Foreign bloggers present new ways for outside world to get a glimpse into China
Published: Jan 24, 2022 09:34 PM
A foreigner livestreams the post-pandemic city of Wuhan. Photo: IC

A foreigner livestreams the post-pandemic city of Wuhan. Photo: IC

In recent days, videos that were taken by foreigners who live in China about their lives and travels to different cities in China have been attracting more subscribers in China and abroad, and while their videos have shown the outside world the authentic China that is vastly different from what the Western media has portrayed, they continue to be smeared by anti-China forces who call them "propagandist paid by the Chinese government." 

Previously, the BBC released a report in July 2021, noting that in recent years, foreign video bloggers denouncing what they say is negative coverage of China on highly controversial subjects are attracting large numbers of subscribers on platforms like YouTube. The report claimed these foreign bloggers are spreading "disinformation." 

Curt McArdle, a blogger from the UK who lives in Suzhou of East China's Jiangsu Province, called this BBC report "nonsense." He said that "it's a pity because growing up in the UK, you are told that the BBC is the most trustworthy source of news. You're encouraged to believe everything they say. Over the past few years, I've learned that this just simply isn't the case. But not everyone realizes that yet."

"My videos are never about politics or controversy. I just take my camera out on to the streets and show people the China that I see every day. I don't tell my viewers what to believe. I just show them China from my perspective and let them come to their own conclusions. Generally, people are amazed at how modern and vibrant China is and how happy and friendly Chinese people are!" said McArdle. 

Other foreign bloggers that have been under similar criticism include Lee and Oli Barrett, a father-son duo on YouTube, and Jason Lightfoot - all of whom have lived in China for a long time and record videos of their daily lives in the country. 

McArdle said that the difference between the foreign bloggers that the BBC targeted, and the BBC itself is that the bloggers are here in China. "They see it, they feel it, they experience it every day. These bloggers back everything they say up with facts and statistics, rather than rumor and hearsay from so called experts who have never even visited China."

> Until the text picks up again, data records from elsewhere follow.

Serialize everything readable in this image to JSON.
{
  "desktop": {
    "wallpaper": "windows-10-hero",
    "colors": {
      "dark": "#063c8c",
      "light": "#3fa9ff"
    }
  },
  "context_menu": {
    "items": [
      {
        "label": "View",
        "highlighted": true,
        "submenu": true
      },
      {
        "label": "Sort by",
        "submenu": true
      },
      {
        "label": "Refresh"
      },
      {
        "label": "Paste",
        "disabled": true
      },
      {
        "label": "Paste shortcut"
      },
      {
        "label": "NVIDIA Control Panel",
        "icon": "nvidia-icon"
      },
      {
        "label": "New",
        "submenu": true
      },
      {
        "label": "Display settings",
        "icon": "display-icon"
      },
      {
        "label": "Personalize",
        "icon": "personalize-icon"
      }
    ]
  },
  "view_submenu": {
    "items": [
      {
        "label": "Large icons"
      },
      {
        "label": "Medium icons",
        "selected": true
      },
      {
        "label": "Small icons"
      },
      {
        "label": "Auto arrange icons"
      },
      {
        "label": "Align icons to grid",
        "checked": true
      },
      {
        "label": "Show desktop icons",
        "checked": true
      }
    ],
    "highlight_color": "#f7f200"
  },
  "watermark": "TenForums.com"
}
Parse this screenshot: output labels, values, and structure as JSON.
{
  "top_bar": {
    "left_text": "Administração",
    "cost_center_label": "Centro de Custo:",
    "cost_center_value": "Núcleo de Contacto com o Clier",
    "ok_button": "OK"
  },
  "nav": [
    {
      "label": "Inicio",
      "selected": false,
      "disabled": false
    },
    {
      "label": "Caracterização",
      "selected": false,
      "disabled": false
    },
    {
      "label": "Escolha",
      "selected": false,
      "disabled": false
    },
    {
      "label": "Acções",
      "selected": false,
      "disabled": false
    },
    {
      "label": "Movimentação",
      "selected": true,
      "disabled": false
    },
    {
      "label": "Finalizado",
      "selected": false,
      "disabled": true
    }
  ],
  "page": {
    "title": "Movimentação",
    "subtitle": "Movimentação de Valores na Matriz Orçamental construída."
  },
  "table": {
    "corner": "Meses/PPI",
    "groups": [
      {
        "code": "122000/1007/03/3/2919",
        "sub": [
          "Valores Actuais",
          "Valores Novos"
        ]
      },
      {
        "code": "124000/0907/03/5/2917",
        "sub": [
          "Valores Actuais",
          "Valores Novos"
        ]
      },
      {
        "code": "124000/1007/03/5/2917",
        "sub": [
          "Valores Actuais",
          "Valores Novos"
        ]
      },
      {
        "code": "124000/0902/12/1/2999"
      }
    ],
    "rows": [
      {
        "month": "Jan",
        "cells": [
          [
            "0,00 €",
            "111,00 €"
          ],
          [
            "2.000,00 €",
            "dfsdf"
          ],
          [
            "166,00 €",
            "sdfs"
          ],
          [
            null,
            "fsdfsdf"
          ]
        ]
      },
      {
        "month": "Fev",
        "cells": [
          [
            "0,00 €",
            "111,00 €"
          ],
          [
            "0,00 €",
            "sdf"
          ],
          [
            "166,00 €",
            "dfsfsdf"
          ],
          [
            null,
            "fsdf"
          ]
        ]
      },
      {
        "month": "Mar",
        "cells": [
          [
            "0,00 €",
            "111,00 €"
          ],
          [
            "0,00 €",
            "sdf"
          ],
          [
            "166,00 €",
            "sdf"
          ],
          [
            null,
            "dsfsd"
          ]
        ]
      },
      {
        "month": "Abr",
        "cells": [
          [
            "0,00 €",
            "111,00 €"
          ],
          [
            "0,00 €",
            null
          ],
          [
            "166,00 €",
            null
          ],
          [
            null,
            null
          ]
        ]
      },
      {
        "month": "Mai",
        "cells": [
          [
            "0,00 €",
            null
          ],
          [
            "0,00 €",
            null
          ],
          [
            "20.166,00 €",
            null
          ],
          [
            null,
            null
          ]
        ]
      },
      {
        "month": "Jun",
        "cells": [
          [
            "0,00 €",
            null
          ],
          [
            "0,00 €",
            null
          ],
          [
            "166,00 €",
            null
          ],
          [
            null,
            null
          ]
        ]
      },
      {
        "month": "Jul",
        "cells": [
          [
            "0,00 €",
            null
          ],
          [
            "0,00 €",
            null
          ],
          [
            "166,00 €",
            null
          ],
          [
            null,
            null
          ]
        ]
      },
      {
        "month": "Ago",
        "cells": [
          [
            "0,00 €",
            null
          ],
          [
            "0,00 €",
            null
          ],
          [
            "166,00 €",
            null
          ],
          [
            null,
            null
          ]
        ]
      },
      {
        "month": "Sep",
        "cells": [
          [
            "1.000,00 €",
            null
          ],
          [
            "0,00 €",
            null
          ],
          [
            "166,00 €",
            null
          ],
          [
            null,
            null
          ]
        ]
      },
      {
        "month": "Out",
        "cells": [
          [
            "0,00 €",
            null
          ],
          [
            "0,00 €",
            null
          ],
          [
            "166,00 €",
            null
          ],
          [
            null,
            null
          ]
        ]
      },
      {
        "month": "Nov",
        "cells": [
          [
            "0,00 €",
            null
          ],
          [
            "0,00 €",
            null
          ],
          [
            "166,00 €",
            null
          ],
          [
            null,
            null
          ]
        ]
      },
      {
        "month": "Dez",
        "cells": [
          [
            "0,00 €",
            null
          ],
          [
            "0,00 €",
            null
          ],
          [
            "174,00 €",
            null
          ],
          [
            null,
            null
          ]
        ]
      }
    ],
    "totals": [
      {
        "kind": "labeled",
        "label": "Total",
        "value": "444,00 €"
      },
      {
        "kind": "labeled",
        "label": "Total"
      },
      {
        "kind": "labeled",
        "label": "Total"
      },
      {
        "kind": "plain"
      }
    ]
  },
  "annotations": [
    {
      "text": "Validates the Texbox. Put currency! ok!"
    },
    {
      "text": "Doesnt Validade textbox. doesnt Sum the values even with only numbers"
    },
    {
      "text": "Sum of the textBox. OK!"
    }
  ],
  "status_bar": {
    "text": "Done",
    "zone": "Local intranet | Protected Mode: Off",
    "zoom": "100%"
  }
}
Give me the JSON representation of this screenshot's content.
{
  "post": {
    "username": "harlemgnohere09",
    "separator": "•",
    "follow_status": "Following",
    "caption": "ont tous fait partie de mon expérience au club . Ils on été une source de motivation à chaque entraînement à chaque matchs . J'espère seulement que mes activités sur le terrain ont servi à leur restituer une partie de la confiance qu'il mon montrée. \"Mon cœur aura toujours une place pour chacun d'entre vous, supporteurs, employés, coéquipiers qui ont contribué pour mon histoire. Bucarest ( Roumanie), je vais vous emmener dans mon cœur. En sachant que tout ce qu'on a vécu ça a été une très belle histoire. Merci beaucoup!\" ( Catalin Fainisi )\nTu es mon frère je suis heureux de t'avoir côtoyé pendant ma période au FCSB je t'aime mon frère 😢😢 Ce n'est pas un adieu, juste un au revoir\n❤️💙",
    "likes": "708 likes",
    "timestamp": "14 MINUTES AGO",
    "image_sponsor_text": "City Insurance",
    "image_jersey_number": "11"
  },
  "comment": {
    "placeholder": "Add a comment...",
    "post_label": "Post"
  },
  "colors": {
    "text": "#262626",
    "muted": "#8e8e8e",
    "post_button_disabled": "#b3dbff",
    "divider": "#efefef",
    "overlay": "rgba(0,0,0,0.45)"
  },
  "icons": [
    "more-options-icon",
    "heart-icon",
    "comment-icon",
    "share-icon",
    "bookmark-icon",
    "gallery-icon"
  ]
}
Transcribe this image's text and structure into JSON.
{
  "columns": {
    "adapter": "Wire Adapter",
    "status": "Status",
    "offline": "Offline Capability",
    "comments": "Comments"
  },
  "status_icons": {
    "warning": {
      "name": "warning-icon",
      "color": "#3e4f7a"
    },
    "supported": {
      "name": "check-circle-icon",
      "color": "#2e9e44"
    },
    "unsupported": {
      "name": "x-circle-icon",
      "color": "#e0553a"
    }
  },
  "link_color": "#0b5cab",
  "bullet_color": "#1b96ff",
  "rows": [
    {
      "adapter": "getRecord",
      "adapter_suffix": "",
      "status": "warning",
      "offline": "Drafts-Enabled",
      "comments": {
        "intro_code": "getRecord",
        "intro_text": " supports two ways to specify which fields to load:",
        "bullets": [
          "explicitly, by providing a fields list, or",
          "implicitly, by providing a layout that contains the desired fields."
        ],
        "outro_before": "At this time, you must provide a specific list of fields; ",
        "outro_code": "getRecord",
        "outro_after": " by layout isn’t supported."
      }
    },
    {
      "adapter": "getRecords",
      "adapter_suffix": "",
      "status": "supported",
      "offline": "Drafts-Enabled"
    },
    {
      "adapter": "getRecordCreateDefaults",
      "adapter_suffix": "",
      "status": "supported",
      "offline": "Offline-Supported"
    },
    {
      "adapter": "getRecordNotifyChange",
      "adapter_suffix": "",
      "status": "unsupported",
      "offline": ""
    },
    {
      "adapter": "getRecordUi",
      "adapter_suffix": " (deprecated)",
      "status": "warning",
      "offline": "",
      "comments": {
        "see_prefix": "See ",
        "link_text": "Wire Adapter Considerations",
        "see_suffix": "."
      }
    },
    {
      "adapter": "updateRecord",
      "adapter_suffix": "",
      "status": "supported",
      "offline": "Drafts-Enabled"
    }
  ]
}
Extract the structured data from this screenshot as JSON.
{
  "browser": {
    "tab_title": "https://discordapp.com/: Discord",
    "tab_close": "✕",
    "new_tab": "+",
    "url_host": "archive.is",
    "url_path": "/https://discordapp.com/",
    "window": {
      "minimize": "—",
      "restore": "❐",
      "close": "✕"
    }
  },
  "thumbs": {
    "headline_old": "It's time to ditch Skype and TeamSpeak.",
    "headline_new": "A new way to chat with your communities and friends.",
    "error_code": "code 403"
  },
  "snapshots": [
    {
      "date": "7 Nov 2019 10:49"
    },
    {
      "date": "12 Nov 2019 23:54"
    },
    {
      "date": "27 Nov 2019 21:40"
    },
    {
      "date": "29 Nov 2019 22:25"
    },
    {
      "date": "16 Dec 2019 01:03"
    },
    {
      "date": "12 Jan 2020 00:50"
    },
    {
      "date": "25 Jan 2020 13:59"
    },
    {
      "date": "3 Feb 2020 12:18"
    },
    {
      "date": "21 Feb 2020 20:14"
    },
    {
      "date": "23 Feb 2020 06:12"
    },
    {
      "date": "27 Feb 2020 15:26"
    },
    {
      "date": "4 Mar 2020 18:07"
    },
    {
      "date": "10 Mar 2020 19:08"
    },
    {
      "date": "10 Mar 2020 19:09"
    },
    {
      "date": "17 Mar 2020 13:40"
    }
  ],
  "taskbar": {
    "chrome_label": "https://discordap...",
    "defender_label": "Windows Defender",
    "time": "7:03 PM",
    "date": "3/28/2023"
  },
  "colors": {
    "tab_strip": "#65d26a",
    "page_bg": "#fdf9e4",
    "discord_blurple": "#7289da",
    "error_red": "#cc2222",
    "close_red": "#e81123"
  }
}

Unfortunately, so much anti-China rhetoric has been forced upon people on a regular basis in the West and the UK, and it can become hard to ignore. McArdle said that Westerners who want to know the truth about China need to seek out opinions from people who are actually living here and see if they agree with what the Western media say.

"Currently, the public opinion on China-related issues in the West is quite sick, unhealthy, irrational, and paranoid. Balanced opinions are rare," Li Haidong, a professor at the Institute of International Relations at China Foreign Affairs University, told the Global Times.

Such opinions could be truly dangerous to the society. Western governments have been using such unbalanced and layman voices to demonize China and frighten the public, which leads to a hostile and ill-informed consensus, Li noted.

Western media attacks whoever speaks well of China, whether Chinese or foreign, which shows how stubborn these media entities are on issues related to China, Li said.

Under these biased attacks by Western media, these foreign influencers introduce China to the West in an objective way based on their own lives, experiences, and sentiments, which is precious. Meanwhile, it should be noted that the influencers are not necessarily related to or even supported by China, Li said.